The output should be the line containing "Transcribe this image's" and every later line of the records, exactly as written, and nothing else.

[Dataset records]
-------

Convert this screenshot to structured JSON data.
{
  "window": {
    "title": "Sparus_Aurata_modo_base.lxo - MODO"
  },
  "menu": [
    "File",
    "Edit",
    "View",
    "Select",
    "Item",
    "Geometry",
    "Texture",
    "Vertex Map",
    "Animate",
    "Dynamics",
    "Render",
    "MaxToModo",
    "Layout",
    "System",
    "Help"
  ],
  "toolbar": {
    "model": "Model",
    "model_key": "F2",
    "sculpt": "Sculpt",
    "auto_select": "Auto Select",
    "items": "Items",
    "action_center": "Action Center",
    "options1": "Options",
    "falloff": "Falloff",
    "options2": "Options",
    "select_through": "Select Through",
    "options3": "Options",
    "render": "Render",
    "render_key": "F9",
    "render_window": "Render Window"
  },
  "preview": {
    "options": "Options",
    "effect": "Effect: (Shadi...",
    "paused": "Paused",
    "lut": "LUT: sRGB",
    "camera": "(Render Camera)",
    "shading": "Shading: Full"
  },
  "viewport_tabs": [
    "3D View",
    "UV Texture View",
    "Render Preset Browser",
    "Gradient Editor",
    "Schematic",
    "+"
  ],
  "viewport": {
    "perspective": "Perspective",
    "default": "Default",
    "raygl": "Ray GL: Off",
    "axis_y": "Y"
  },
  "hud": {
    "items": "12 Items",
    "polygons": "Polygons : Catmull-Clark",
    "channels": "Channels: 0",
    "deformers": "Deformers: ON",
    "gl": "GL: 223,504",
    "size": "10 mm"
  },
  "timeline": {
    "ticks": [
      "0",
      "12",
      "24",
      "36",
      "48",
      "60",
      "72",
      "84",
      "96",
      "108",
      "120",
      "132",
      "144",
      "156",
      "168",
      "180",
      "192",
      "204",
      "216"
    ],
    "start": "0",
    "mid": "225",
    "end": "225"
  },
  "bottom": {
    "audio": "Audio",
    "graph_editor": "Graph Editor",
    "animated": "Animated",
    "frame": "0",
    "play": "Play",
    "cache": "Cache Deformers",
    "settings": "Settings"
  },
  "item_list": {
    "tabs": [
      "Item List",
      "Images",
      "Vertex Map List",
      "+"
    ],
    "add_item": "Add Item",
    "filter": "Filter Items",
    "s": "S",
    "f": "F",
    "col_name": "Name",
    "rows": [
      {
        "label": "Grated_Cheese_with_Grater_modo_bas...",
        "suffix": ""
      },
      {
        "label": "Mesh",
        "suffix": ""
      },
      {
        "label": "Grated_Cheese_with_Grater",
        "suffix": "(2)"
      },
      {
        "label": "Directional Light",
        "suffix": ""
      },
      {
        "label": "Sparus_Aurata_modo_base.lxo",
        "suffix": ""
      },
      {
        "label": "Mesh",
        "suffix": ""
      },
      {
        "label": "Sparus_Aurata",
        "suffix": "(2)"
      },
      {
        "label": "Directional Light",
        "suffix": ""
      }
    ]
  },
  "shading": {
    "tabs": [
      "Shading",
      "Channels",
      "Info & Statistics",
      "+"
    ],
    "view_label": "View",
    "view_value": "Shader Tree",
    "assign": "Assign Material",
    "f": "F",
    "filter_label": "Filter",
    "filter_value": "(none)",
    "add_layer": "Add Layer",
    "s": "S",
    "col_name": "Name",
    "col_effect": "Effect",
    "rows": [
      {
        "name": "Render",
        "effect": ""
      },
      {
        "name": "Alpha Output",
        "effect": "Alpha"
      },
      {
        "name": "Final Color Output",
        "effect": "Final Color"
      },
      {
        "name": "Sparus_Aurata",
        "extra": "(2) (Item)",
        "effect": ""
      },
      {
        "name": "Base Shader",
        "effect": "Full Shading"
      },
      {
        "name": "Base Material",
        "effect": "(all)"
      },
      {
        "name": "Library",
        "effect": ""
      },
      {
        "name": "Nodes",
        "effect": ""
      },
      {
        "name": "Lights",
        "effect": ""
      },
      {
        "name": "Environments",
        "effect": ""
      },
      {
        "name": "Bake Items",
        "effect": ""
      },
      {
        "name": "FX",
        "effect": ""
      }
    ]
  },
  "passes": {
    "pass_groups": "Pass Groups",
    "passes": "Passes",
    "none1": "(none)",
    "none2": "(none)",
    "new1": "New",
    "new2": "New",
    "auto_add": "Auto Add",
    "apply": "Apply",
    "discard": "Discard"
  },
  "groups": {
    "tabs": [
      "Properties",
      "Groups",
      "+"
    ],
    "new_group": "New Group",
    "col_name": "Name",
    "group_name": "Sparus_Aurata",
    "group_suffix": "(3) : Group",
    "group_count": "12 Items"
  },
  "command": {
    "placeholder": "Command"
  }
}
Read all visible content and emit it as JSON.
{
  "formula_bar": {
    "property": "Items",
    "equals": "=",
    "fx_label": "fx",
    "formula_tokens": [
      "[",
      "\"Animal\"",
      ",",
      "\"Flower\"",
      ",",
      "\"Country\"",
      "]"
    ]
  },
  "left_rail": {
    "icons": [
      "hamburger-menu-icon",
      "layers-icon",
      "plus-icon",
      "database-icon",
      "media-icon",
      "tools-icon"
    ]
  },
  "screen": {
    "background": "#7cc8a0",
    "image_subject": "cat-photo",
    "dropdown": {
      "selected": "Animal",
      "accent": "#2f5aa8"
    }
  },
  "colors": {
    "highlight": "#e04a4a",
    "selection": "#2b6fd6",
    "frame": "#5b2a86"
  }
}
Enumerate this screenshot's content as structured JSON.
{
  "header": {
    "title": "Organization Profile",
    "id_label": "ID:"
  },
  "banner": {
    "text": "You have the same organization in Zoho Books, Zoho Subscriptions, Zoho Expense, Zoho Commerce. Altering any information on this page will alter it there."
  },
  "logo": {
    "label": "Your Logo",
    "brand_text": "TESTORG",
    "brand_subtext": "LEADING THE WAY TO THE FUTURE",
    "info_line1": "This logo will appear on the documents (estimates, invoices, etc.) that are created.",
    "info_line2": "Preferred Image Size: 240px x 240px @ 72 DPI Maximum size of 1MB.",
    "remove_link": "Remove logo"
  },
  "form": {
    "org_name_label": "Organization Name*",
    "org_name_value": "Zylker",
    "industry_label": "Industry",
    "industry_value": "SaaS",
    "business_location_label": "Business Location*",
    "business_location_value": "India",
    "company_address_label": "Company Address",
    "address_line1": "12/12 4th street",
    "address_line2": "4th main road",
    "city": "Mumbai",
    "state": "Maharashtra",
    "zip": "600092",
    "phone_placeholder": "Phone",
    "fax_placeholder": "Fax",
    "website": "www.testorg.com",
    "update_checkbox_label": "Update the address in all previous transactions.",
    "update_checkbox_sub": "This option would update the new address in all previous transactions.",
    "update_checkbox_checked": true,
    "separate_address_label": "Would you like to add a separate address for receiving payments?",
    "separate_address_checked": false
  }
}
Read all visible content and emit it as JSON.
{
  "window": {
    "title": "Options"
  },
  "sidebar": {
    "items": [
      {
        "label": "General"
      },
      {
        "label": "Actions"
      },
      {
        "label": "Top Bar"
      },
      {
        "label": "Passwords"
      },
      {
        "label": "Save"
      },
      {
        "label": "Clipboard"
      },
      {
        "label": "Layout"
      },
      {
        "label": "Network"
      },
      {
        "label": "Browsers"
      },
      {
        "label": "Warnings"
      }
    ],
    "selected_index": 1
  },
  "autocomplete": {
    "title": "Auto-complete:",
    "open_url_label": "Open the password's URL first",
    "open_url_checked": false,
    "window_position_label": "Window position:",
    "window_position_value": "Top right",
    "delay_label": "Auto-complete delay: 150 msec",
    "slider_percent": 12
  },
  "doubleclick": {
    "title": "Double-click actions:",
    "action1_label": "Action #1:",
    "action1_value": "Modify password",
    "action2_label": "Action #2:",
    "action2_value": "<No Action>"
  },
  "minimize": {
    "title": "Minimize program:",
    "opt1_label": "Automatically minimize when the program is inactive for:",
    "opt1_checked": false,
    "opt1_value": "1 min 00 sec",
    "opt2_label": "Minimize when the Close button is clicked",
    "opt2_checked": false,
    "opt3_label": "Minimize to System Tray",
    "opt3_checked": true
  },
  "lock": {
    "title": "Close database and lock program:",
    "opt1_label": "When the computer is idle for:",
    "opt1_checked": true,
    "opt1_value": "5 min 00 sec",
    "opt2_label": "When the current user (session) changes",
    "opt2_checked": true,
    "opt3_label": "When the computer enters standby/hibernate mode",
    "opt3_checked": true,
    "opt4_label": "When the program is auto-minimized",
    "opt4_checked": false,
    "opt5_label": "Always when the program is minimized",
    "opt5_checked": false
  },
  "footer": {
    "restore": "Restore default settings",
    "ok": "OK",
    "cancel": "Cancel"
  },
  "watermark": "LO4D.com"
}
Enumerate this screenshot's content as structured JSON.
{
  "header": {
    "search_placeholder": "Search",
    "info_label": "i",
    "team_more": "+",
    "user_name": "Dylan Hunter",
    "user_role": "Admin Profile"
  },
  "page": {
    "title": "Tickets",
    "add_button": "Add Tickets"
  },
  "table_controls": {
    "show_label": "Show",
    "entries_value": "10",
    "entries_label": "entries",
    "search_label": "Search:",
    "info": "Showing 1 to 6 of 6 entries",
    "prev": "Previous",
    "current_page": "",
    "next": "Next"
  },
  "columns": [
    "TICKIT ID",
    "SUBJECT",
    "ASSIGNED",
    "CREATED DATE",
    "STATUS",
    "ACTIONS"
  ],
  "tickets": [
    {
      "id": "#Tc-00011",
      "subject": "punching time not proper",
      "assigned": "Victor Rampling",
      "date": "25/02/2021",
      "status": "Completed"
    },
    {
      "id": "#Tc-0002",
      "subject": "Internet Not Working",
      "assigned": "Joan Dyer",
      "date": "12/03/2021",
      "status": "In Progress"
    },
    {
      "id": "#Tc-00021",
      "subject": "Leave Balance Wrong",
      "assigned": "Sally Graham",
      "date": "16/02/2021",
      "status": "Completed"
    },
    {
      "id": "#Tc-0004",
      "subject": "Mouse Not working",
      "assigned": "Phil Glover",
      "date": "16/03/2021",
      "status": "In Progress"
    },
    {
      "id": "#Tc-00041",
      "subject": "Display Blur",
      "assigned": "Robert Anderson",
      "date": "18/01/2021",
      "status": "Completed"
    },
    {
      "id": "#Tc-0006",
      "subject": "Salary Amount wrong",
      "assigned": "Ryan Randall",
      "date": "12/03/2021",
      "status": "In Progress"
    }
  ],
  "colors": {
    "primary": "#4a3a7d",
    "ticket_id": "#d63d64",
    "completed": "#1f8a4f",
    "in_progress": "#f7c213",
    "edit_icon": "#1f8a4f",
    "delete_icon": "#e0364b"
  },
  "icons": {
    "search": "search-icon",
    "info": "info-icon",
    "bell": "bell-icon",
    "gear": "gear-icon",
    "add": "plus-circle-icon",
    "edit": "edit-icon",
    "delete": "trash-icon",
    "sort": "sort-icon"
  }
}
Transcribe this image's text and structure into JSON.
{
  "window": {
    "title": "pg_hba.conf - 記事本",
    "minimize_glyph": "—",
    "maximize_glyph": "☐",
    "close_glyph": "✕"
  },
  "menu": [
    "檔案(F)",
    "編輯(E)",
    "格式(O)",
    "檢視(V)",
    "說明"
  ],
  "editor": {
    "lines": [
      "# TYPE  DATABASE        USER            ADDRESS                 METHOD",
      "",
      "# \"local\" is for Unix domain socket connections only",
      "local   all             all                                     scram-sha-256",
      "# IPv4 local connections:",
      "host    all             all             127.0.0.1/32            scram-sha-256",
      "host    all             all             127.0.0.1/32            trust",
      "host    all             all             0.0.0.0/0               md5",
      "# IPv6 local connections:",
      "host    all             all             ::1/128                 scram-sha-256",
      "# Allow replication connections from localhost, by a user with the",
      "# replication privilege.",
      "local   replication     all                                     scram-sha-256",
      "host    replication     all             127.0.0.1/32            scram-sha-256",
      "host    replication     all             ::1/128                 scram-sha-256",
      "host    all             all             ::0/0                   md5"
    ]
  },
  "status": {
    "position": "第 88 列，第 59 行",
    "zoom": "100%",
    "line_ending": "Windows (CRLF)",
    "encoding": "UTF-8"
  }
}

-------

**Final answer**.
Transcribe this image's text and structure into JSON.
{
  "window": {
    "title": "pg_hba.conf - 記事本",
    "minimize_glyph": "—",
    "maximize_glyph": "☐",
    "close_glyph": "✕"
  },
  "menu": [
    "檔案(F)",
    "編輯(E)",
    "格式(O)",
    "檢視(V)",
    "說明"
  ],
  "editor": {
    "lines": [
      "# TYPE  DATABASE        USER            ADDRESS                 METHOD",
      "",
      "# \"local\" is for Unix domain socket connections only",
      "local   all             all                                     scram-sha-256",
      "# IPv4 local connections:",
      "host    all             all             127.0.0.1/32            scram-sha-256",
      "host    all             all             127.0.0.1/32            trust",
      "host    all             all             0.0.0.0/0               md5",
      "# IPv6 local connections:",
      "host    all             all             ::1/128                 scram-sha-256",
      "# Allow replication connections from localhost, by a user with the",
      "# replication privilege.",
      "local   replication     all                                     scram-sha-256",
      "host    replication     all             127.0.0.1/32            scram-sha-256",
      "host    replication     all             ::1/128                 scram-sha-256",
      "host    all             all             ::0/0                   md5"
    ]
  },
  "status": {
    "position": "第 88 列，第 59 行",
    "zoom": "100%",
    "line_ending": "Windows (CRLF)",
    "encoding": "UTF-8"
  }
}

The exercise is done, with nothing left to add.